As these smart cities proliferate, representatives of the private sector has rushed to partner with municipal governments. IBM, Philips and Cisco, which is helping Kansas City upgrade and manage its digital infrastructure, have worked with hundreds of cities internationally to pilot new technology.

In Barcelona, parks have added irrigation systems that turn on sprinklers when plants need to be watered, and smart trash can notify employees when they are full. Copenhagen installed bike path lights to warn cyclists approaching red traffic lights, and aims to become the first carbon-neutral capital by 2025.

“Data is the asset now, ” said Kim Majerus, a vice president at Cisco who supervised the Kansas City project. “Now the question is, how do cities use it to do things more effectively and provide solutions to their citizens.”

Alphabet, the parent company of Google, is eyeing smart cities of its own. It plans to partner with disadvantaged regions and outfit them with new technology, in addition to using them to showcase its self-driving autoes, the Wall Street Journal reported.

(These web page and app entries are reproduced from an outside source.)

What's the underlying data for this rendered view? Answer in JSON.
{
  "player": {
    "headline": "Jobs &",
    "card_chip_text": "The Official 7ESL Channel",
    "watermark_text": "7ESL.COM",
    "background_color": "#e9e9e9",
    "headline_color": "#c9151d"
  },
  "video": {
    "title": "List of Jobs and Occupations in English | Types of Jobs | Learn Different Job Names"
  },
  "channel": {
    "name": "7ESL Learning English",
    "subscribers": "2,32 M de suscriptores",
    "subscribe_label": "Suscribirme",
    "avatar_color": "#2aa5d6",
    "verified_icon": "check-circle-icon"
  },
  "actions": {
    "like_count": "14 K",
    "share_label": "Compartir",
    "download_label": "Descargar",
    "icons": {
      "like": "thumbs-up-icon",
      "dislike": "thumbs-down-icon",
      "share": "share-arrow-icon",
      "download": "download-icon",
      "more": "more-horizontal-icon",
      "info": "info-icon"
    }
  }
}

Three connected vehicle pilots, funded by the Department of Transportation, are currently underway to improve pedestrian safety and reduce congestion. The agency is also awarding $40 million for its smart city challenge, which seeks to integrate autonomous vehicles and smart technology into a city’s transportation network.( Kansas City is a finalist .)

“Over time the most powerful technology becomes invisible. It’s about lowering costs and modernizing cities, ” said Herb Sih, a co-founder of the Kansas City-based incubator Think Big Partners, which advised the city on its new project. “There’s an opportunity in Kansas City to solve problems and improve the quality of life.”

Read more: www.huffingtonpost.com